(App and web page records)
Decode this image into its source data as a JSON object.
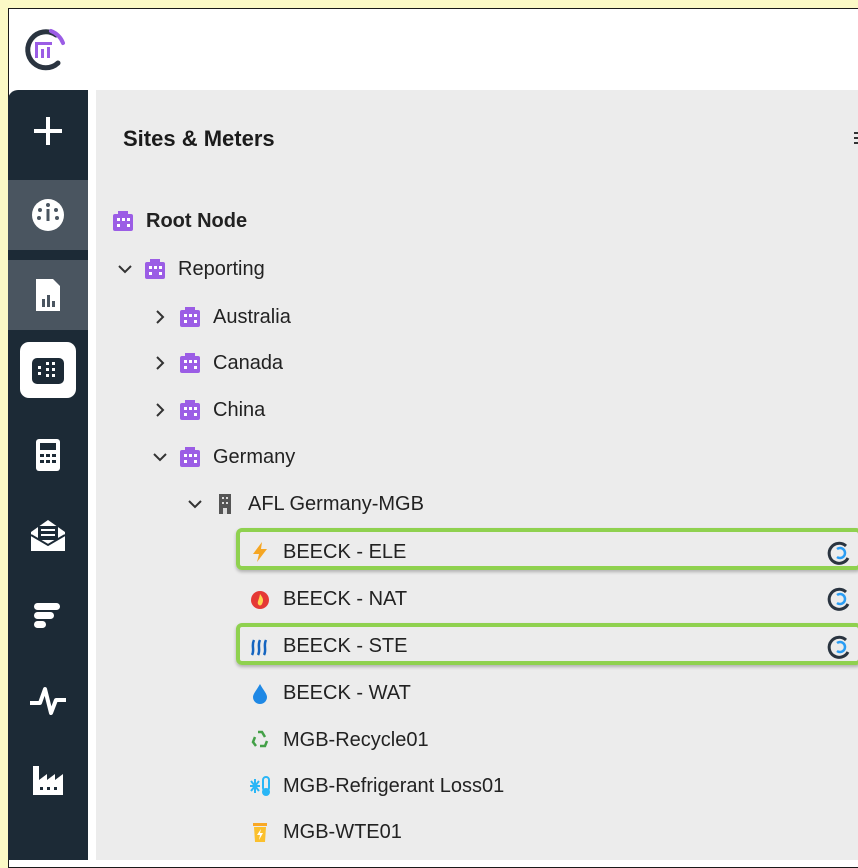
{
  "panel": {
    "title": "Sites & Meters"
  },
  "tree": {
    "root": "Root Node",
    "reporting": "Reporting",
    "countries": [
      "Australia",
      "Canada",
      "China",
      "Germany"
    ],
    "site": "AFL Germany-MGB",
    "meters": [
      {
        "label": "BEECK - ELE",
        "icon": "lightning-icon",
        "highlighted": true,
        "status_icon": "refresh-status-icon"
      },
      {
        "label": "BEECK - NAT",
        "icon": "flame-icon",
        "highlighted": false,
        "status_icon": "refresh-status-icon"
      },
      {
        "label": "BEECK - STE",
        "icon": "steam-icon",
        "highlighted": true,
        "status_icon": "refresh-status-icon"
      },
      {
        "label": "BEECK - WAT",
        "icon": "water-drop-icon",
        "highlighted": false
      },
      {
        "label": "MGB-Recycle01",
        "icon": "recycle-icon",
        "highlighted": false
      },
      {
        "label": "MGB-Refrigerant Loss01",
        "icon": "refrigerant-icon",
        "highlighted": false
      },
      {
        "label": "MGB-WTE01",
        "icon": "waste-to-energy-icon",
        "highlighted": false
      }
    ]
  },
  "sidebar": {
    "items": [
      "add-icon",
      "dashboard-gauge-icon",
      "report-icon",
      "sites-meters-icon",
      "calculator-icon",
      "mail-icon",
      "bars-icon",
      "pulse-icon",
      "factory-icon"
    ]
  },
  "colors": {
    "sidebar_bg": "#1c2a36",
    "building_purple": "#9b5de5",
    "highlight_green": "#8fd14f",
    "page_bg": "#fbf9c6"
  }
}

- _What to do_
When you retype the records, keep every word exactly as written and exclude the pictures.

- _Answer section_
Decode this image into its source data as a JSON object.
{
  "panel": {
    "title": "Sites & Meters"
  },
  "tree": {
    "root": "Root Node",
    "reporting": "Reporting",
    "countries": [
      "Australia",
      "Canada",
      "China",
      "Germany"
    ],
    "site": "AFL Germany-MGB",
    "meters": [
      {
        "label": "BEECK - ELE",
        "icon": "lightning-icon",
        "highlighted": true,
        "status_icon": "refresh-status-icon"
      },
      {
        "label": "BEECK - NAT",
        "icon": "flame-icon",
        "highlighted": false,
        "status_icon": "refresh-status-icon"
      },
      {
        "label": "BEECK - STE",
        "icon": "steam-icon",
        "highlighted": true,
        "status_icon": "refresh-status-icon"
      },
      {
        "label": "BEECK - WAT",
        "icon": "water-drop-icon",
        "highlighted": false
      },
      {
        "label": "MGB-Recycle01",
        "icon": "recycle-icon",
        "highlighted": false
      },
      {
        "label": "MGB-Refrigerant Loss01",
        "icon": "refrigerant-icon",
        "highlighted": false
      },
      {
        "label": "MGB-WTE01",
        "icon": "waste-to-energy-icon",
        "highlighted": false
      }
    ]
  },
  "sidebar": {
    "items": [
      "add-icon",
      "dashboard-gauge-icon",
      "report-icon",
      "sites-meters-icon",
      "calculator-icon",
      "mail-icon",
      "bars-icon",
      "pulse-icon",
      "factory-icon"
    ]
  },
  "colors": {
    "sidebar_bg": "#1c2a36",
    "building_purple": "#9b5de5",
    "highlight_green": "#8fd14f",
    "page_bg": "#fbf9c6"
  }
}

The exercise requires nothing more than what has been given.